> About this exercise:
Could you filter the data below down to the lines that hold the word "PHONE"?

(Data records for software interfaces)
╭──

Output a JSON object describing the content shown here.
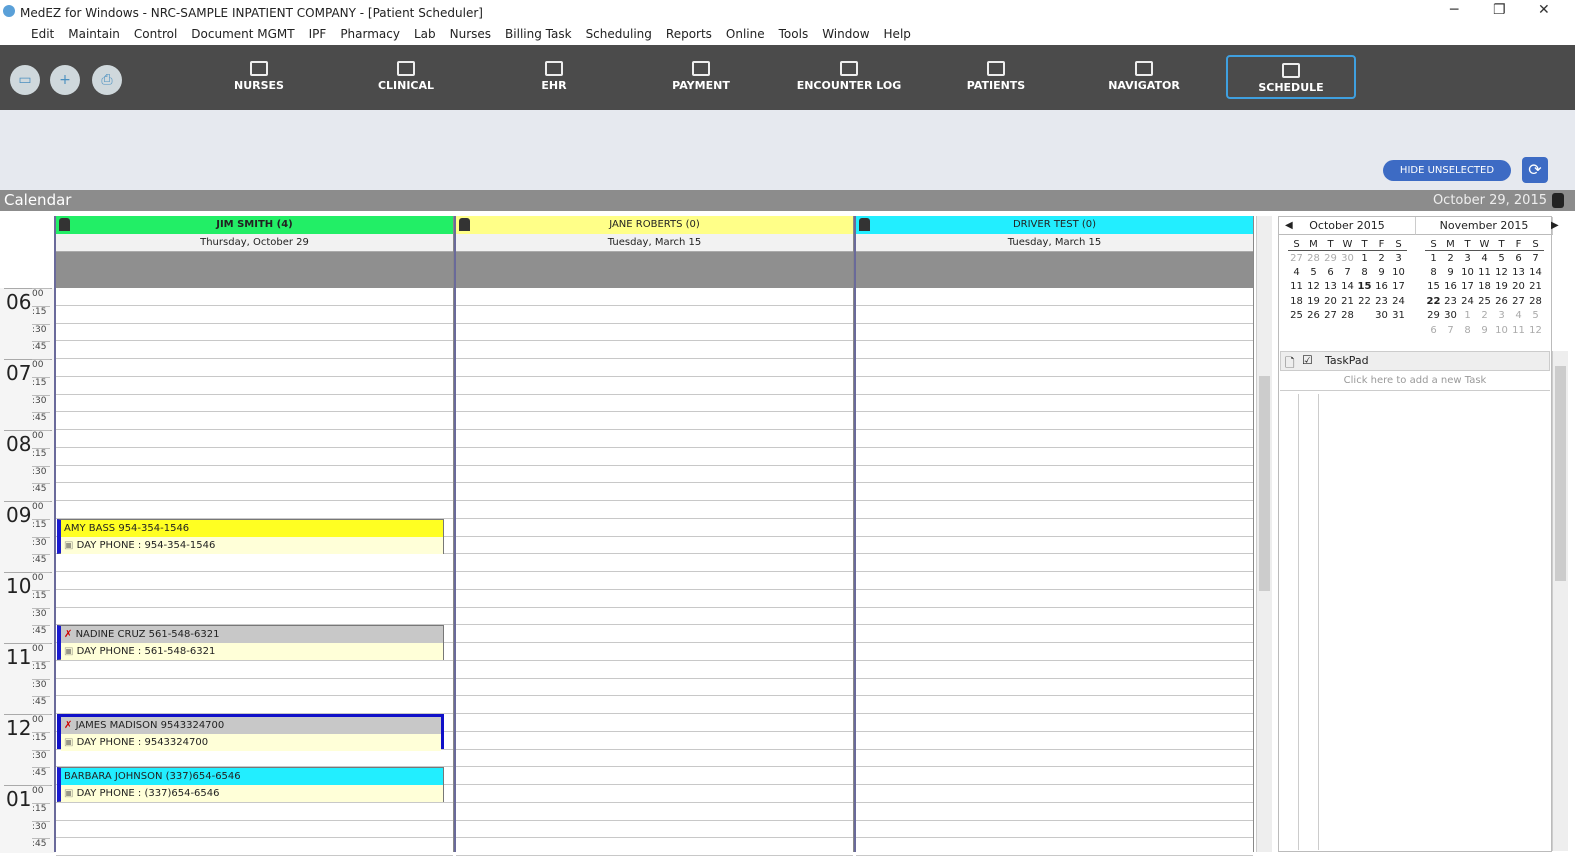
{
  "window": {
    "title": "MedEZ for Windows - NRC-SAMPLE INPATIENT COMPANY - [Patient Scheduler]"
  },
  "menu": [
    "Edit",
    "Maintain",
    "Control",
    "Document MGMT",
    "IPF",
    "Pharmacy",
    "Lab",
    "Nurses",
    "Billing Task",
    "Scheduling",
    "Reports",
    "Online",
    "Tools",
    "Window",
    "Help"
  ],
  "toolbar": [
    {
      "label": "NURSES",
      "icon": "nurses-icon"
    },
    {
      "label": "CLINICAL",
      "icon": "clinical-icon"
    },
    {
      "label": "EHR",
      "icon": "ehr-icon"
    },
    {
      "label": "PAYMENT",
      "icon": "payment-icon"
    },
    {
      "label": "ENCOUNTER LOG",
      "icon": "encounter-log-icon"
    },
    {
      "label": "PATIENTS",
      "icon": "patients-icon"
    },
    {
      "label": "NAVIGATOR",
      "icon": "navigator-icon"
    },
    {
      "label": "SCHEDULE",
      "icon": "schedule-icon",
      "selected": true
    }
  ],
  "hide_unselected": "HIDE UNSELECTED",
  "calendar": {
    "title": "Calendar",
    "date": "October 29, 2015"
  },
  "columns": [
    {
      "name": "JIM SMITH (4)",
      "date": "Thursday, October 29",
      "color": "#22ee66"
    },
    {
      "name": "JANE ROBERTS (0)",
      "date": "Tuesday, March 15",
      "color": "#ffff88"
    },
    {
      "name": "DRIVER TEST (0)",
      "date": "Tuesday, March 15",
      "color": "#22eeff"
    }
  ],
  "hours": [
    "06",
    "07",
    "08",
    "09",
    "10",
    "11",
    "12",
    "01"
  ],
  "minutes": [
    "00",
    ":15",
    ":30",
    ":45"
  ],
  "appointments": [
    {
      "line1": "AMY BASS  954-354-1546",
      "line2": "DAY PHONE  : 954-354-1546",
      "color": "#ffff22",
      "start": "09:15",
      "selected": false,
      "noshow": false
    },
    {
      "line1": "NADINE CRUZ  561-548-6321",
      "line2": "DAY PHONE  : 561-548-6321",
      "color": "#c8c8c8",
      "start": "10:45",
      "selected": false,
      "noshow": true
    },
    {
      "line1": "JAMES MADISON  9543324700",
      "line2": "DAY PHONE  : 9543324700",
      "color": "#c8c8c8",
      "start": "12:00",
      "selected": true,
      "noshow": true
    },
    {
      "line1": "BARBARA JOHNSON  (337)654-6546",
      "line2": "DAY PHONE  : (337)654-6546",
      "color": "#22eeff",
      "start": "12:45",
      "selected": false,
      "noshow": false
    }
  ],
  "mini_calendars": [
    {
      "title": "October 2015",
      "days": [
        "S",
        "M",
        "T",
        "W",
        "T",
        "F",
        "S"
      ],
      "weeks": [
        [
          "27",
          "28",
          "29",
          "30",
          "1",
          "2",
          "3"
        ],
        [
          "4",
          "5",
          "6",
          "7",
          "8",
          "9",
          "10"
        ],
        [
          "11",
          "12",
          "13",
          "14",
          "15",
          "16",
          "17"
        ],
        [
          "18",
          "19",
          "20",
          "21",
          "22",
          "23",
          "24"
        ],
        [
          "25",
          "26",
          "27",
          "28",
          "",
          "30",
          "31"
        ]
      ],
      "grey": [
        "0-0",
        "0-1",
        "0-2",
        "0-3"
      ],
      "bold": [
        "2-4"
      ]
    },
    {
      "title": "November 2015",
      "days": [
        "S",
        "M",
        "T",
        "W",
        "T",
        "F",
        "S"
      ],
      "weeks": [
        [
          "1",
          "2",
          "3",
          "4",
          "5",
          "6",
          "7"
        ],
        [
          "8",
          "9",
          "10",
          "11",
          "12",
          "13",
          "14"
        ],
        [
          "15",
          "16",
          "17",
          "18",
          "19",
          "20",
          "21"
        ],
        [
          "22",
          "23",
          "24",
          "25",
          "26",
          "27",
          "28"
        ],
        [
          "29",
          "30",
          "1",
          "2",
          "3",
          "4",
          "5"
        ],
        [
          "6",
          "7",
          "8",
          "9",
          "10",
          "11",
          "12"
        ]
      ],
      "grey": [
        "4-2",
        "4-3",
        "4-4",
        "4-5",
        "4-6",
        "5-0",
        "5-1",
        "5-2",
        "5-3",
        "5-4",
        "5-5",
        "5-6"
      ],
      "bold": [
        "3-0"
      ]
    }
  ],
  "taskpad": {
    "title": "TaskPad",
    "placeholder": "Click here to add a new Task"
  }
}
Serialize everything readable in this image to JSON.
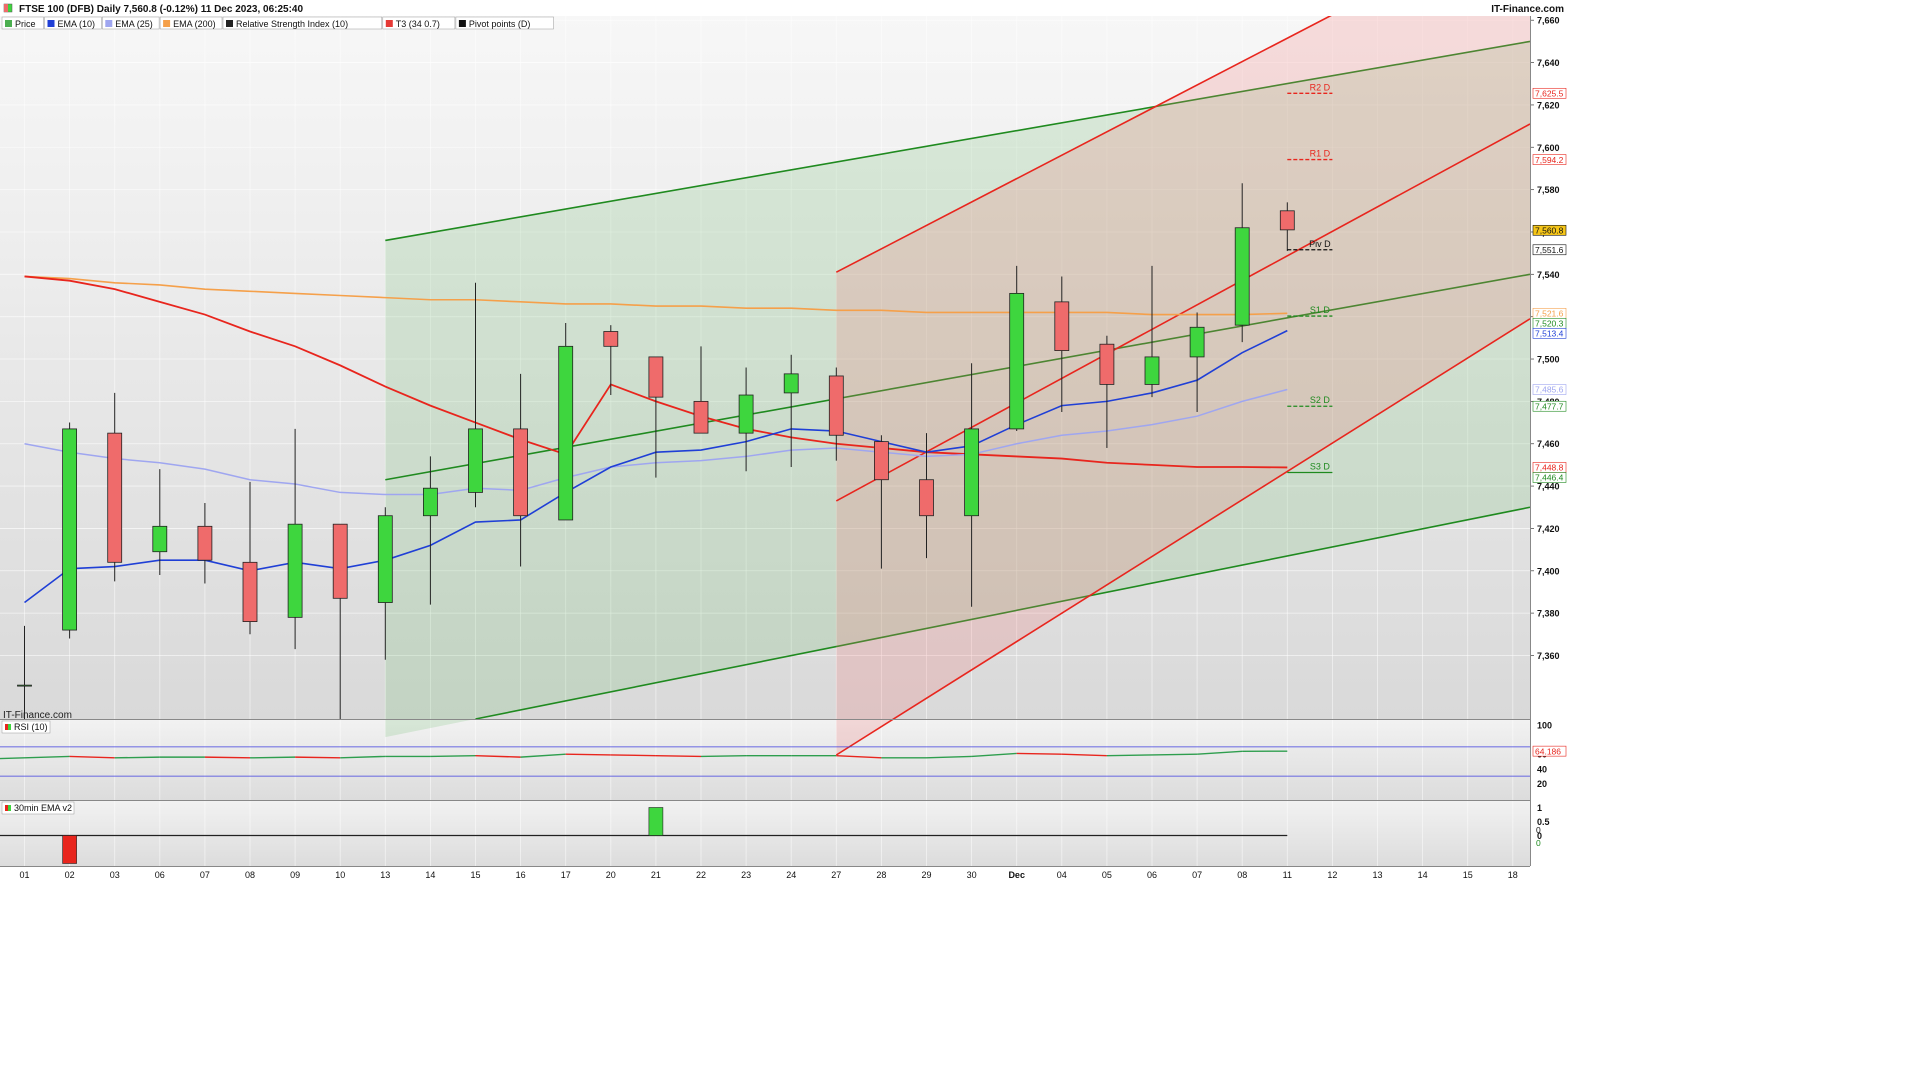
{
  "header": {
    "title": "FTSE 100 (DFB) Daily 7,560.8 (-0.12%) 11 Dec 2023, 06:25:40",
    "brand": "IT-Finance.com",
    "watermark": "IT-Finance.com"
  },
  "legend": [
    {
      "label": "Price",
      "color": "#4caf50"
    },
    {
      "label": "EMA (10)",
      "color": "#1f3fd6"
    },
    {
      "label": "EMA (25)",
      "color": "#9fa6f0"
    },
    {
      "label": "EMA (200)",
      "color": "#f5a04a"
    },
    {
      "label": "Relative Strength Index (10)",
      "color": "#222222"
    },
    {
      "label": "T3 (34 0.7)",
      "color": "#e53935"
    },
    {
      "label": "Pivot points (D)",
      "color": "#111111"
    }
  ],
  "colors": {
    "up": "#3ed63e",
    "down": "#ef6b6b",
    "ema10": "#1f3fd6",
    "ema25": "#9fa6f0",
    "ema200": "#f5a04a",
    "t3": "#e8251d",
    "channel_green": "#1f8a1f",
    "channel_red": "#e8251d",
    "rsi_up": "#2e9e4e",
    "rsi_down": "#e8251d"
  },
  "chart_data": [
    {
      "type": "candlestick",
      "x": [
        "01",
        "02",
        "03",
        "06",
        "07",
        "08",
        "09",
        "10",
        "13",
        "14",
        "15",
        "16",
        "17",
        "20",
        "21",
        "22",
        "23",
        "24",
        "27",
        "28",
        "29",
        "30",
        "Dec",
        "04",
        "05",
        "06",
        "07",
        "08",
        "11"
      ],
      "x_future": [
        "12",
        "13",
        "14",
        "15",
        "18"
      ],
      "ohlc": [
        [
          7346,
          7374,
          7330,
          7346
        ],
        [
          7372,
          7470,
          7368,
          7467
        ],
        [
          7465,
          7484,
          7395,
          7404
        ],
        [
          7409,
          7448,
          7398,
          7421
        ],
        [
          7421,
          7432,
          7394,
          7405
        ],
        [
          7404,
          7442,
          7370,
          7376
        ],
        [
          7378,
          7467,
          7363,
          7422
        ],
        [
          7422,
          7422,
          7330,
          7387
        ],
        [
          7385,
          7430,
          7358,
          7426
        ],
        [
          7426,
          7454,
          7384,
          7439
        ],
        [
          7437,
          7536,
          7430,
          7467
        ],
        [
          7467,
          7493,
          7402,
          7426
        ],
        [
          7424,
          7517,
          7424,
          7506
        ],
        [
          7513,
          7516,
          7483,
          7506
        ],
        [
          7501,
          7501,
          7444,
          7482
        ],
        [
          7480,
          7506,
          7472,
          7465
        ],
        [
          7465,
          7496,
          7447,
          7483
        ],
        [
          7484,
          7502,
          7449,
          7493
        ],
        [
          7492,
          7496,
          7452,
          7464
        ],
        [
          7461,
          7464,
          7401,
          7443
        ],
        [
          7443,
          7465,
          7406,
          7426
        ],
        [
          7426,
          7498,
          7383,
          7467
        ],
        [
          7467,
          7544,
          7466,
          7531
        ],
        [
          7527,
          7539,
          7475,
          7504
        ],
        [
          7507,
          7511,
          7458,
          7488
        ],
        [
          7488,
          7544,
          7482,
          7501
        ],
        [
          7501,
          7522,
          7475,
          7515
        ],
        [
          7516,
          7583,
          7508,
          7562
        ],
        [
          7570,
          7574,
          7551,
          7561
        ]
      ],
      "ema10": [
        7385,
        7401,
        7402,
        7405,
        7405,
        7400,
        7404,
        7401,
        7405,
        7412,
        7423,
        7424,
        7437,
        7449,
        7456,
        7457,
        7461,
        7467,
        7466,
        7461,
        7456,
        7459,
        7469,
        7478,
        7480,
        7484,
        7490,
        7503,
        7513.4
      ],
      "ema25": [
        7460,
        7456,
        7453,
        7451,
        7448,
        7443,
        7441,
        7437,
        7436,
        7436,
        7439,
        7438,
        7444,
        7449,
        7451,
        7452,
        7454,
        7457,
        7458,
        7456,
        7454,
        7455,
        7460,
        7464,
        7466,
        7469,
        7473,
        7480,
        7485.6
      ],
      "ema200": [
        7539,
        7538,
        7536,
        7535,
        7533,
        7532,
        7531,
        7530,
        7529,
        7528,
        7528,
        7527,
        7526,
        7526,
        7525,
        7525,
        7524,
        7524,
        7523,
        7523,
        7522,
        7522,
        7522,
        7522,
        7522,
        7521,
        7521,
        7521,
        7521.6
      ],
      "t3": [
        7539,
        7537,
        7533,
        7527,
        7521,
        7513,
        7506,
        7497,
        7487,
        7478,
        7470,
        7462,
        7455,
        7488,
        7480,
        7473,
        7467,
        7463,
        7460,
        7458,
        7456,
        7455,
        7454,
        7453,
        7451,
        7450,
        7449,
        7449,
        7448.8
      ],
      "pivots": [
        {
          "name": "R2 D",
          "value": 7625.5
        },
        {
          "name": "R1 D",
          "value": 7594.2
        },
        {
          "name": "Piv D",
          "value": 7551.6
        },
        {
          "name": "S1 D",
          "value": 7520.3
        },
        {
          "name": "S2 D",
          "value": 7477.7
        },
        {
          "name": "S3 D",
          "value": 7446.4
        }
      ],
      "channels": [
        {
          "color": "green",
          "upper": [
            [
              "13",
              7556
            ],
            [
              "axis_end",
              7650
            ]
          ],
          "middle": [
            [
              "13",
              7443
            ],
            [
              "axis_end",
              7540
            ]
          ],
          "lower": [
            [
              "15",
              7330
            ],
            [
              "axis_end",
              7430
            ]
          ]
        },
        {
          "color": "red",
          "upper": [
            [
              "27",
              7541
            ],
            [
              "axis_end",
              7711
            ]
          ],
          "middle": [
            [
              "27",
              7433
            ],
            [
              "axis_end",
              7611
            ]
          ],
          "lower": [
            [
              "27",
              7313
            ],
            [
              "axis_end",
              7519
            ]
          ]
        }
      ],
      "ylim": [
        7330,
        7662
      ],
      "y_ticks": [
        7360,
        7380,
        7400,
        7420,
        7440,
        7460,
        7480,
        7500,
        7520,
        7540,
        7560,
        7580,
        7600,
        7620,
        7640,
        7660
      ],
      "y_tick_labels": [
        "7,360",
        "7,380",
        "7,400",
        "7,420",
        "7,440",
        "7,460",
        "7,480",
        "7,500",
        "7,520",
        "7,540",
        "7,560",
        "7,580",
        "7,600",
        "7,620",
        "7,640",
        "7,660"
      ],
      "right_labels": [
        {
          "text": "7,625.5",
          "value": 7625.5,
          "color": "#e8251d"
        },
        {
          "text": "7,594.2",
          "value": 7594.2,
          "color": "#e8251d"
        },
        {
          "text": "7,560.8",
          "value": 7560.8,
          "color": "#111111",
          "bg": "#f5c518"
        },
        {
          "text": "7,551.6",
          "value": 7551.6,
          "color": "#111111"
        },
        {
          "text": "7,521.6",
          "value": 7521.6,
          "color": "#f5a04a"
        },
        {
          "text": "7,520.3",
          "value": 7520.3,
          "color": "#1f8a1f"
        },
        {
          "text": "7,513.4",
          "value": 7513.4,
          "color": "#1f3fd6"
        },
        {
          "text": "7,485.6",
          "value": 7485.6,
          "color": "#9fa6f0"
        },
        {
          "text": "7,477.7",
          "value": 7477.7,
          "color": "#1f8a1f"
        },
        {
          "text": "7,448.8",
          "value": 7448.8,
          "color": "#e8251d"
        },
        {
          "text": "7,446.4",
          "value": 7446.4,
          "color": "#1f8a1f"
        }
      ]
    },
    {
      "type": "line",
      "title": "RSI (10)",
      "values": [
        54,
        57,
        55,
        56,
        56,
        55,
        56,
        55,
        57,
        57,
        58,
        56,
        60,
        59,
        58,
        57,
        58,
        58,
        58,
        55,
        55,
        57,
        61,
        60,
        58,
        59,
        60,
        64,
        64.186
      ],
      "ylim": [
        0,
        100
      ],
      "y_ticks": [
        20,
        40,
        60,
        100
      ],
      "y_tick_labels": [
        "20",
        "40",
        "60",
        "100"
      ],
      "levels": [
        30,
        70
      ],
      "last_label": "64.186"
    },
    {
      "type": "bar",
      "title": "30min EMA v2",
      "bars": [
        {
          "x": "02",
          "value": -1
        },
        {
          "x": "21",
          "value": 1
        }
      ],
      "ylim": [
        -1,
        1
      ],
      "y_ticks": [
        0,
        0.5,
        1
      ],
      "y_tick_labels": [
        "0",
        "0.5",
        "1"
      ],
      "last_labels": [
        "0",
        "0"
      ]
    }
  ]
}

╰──
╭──

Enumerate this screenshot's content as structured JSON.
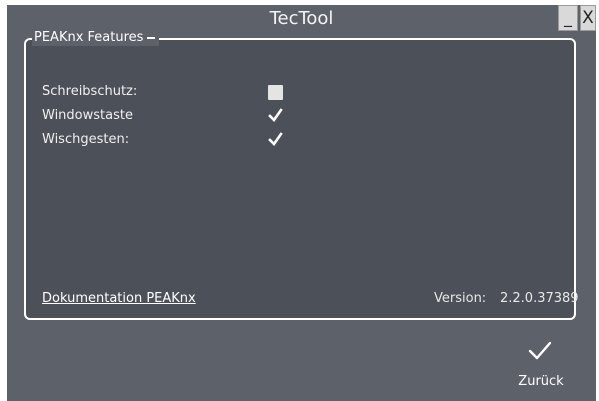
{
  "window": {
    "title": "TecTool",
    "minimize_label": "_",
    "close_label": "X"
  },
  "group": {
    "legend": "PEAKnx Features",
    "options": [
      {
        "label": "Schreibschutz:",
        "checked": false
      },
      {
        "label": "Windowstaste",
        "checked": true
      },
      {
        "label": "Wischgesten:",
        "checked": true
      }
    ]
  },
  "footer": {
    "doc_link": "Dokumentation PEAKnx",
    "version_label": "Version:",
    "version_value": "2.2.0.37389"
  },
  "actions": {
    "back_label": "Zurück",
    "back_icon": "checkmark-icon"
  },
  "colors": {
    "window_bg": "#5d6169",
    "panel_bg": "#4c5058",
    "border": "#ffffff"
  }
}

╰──
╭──

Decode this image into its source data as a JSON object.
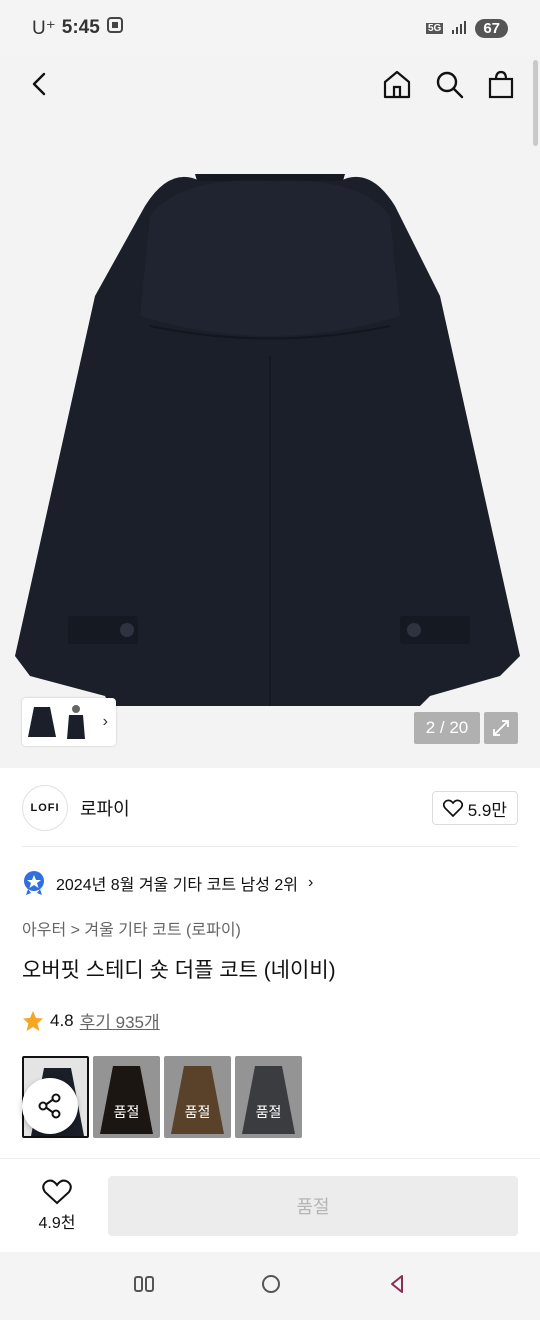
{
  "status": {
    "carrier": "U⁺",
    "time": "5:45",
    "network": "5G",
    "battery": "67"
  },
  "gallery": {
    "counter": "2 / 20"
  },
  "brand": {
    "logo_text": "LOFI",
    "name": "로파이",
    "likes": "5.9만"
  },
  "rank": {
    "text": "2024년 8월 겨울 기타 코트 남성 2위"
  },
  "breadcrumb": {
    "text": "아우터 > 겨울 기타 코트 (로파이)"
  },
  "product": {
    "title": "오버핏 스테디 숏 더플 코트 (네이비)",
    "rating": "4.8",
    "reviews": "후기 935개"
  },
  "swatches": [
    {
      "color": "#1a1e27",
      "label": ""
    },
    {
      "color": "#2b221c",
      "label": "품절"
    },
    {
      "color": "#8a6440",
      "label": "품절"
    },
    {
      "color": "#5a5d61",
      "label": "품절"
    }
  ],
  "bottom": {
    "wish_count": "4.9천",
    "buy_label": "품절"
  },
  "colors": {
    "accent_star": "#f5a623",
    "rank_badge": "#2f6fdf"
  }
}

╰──

> Response to the exercise:
      "line2": "DAY PHONE  : 954-354-1546",
      "line2": "DAY PHONE  : 561-548-6321",
      "line2": "DAY PHONE  : 9543324700",
      "line2": "DAY PHONE  : (337)654-6546",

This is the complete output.